Successful transformations require HR involvement from design to implementation

Canadian executives who think they can manage disruptions in their industries could be in for a big surprise if they don’t do more to include human resources in their transformation plans.

Millions of jobs — and the people who fill them — will be affected by artificial intelligence and automation between now and 2022. Organizations that effectively manage these changes will set themselves up for success in the future of work. Those that don’t will struggle to succeed.

Read: Canadian HR functions unprepared for growth of AI, automation: survey

Mercer’s 2019 global talent trends report found that while 80 per cent of executives believe they can lead disruption in their industry, fewer than half involve HR leaders in their transformation plans and only a third rate their company’s ability to mitigate people risks as “very effective.” That’s a huge disconnect, considering the most significant threats to successful organizational transformation are rooted in human capital risk, including the stress triggered by people who feel a lack of control in the face of uncertainty.

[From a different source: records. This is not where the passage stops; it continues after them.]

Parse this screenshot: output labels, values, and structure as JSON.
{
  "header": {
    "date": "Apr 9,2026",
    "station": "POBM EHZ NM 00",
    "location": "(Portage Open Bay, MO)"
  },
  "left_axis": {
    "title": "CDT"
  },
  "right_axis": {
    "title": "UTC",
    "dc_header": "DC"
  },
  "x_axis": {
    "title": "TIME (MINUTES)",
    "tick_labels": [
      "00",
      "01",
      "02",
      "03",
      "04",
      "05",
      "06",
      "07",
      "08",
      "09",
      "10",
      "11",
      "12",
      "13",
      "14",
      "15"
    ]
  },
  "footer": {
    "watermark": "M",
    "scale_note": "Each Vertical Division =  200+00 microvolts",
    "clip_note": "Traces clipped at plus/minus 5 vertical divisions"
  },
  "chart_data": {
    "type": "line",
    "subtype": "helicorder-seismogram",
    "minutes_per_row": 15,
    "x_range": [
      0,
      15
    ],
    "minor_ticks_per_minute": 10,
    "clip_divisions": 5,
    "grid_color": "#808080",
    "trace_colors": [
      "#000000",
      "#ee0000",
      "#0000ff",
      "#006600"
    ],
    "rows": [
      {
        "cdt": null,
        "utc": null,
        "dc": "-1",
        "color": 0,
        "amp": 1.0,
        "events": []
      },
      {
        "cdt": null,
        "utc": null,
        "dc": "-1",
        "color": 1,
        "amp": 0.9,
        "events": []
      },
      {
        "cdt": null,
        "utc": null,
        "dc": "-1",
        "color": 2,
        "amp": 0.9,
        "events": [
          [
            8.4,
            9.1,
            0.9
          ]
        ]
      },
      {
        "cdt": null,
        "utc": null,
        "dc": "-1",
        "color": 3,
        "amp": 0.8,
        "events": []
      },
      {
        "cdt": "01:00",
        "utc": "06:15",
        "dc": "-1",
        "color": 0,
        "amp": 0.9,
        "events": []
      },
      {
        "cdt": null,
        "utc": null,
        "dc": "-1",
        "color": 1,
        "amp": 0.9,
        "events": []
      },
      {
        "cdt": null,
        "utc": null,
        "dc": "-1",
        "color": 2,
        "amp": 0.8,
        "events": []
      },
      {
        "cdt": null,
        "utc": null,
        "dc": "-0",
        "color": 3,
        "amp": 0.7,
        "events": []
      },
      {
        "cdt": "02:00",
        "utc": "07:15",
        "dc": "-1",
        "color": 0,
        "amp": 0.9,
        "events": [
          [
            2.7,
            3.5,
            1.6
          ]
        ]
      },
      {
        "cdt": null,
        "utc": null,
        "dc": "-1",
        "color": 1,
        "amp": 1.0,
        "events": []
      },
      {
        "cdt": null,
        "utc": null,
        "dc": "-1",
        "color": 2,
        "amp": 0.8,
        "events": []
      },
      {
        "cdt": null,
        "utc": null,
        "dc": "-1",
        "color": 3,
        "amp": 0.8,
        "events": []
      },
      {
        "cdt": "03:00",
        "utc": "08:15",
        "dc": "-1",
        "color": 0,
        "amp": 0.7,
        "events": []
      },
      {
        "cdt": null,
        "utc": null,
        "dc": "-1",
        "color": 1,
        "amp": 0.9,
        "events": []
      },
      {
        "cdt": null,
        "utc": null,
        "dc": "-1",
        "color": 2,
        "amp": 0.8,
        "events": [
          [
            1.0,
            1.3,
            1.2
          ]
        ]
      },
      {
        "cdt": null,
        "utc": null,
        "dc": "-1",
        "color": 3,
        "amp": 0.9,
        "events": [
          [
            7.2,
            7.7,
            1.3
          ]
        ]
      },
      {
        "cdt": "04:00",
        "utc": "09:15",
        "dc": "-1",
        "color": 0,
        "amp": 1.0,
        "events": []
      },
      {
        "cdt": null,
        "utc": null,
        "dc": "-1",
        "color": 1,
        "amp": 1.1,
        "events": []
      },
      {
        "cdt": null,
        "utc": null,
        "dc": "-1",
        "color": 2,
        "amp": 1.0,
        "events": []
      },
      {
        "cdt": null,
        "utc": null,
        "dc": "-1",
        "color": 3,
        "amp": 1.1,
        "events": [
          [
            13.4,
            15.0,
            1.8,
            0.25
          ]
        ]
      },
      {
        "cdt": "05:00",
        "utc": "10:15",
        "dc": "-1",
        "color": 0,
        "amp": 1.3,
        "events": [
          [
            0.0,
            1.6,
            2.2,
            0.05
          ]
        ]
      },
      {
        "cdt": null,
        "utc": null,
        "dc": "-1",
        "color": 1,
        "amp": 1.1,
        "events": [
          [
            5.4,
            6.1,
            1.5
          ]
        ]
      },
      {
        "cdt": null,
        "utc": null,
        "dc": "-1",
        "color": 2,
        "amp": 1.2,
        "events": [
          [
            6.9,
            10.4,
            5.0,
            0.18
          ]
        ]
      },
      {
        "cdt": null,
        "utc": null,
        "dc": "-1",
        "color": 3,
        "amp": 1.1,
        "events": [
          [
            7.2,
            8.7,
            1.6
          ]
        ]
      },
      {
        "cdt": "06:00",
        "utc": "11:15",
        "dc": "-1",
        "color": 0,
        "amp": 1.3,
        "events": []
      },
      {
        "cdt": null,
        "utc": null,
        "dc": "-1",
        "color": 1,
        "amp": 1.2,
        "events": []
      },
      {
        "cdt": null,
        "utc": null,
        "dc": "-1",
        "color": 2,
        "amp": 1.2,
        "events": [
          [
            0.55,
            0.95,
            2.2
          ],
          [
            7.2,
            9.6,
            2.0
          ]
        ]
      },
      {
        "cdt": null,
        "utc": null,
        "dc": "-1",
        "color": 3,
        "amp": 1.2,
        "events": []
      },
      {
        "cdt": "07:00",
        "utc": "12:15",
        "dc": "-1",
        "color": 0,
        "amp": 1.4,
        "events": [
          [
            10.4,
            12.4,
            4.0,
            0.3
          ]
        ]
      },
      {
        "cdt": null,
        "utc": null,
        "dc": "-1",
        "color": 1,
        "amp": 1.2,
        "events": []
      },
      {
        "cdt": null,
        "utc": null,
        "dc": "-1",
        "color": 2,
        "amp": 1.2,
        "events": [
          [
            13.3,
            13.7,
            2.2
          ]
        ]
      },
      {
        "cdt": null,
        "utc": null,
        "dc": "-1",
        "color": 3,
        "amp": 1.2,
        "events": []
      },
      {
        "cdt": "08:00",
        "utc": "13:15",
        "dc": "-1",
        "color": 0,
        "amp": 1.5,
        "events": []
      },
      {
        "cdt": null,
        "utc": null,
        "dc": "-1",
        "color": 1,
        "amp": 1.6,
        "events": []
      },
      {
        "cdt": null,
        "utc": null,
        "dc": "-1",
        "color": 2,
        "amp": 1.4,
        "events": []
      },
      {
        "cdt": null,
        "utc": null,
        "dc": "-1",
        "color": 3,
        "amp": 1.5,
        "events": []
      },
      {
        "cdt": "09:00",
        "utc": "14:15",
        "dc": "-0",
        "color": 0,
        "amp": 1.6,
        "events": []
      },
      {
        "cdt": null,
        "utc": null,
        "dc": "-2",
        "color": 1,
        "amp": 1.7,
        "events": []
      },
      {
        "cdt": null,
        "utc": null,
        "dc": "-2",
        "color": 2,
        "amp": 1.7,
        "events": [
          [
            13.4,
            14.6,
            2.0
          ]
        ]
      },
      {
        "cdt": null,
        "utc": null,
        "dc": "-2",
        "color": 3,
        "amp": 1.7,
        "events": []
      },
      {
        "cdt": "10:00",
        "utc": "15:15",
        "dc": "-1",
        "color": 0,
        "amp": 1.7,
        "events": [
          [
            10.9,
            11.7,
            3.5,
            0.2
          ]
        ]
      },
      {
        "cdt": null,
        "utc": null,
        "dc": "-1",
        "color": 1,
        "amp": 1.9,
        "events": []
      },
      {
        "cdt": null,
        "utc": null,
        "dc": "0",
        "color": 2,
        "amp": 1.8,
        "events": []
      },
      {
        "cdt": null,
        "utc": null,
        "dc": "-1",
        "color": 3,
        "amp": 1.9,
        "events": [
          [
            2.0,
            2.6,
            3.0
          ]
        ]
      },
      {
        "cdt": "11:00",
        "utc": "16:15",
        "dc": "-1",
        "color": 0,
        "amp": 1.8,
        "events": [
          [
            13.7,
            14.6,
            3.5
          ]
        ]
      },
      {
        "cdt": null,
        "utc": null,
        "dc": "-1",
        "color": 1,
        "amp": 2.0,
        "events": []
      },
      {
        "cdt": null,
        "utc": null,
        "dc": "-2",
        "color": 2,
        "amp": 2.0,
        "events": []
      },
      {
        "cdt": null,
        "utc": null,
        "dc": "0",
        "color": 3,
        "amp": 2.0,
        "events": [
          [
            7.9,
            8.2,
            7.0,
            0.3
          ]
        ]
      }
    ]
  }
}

Today’s employees have a lot to be stressed about, including the potential threats that AI and automation pose to their jobs. Job security continues to be a top concern for employees, yet a quarter of Canadian workers are worried AI and automation will replace their jobs and more than half of executives expect that to happen to one-fifth of the current jobs in their organization.

Of course, it’s not all bad news. The World Economic Forum predicts that, even as some jobs disappear, AI and automation will create millions of net new jobs by 2022.

Organizations preparing themselves for these changes must address the human capital risks — whether a failure to close the skills gap or low employee engagement — that can slow progress on their transformation efforts. HR is the one function that touches every individual in an organization and appreciates the employee experience; yet, too often it’s called upon only when it’s time to implement a change agenda.

Read: Majority of Canadian employers expecting HR disruption ahead: study

To implement change in the near- to mid-term, it’s time to consider these key HR principles:

Future-proof your employee value proposition:

Employee perceptions about what makes a top employer are changing, with job seekers caring as much about the way a company conducts its business as they do about the business it is in. Successful organizations have discovered they need to infuse their brand into day-to-day practices, stand up for the values they profess and ensure their brand resonates with all segments of their workforce.

It’s important for organizations to know what motivates people to join them, and what benefits will entice them to stay. With clear differences across gender, generation and job level, that’s not easy to do.

Technology can help, but only one in four HR leaders are using analytics to understand individual motivations. Modern benefits solutions will allow HR leaders, and benefits managers, to collect that data, leverage it to understand individual motivations and customize benefits — and the employee value proposition — accordingly.

Curating the work experience:

With the growing use of remote working and virtual teaming, employee engagement and experience depend, to a large extent, on frictionless digital collaboration. Creating a thriving workforce requires a redesign of the work experience to ensure the right information and opportunities are visible to employees at the right time, and to foster employees’ sense of connection to each other and their organization.

Read: 47% of Canadian employees work remotely: survey

AI systems are automating curation based on known and learned information about workers, but for this to have maximum impact, organizations need to know what’s important to an individual, what similar people have valued in the past and when an employee’s priorities change, such as after having a child or when approaching retirement. Once again, technology plays a critical role, but just one in every 50 companies in Canada provides a fully digital experience for its employees.

Just as marketers target personalized digital messages to engage specific consumers, organizations can be more deliberate about what, when and how information is shared with employees.

This deliberate approach can be used to boost employee engagement in benefits in a targeted and personalized way. We know from experience that employees are more likely to be receptive to messages encouraging them to save, take out life insurance or leverage other benefits at pivotal life moments — marriage, purchasing a house, the birth of a child and so on. By deliberately timing communications around these moments that matter, organizations can boost employee engagement with benefits, and reap the rewards.

Read: Does artificial intelligence have a place in human resources?

The future of work has implications for individuals, organizations and society as a whole. Across the trends, what’s apparent is the need for stronger connections between organizations and their people. Winning organizations will be those that become the most human in their interactions — creating a robust employee value proposition, building trust, engaging in genuine and generous dialogue and delivering purposeful experiences that delight and surprise their people.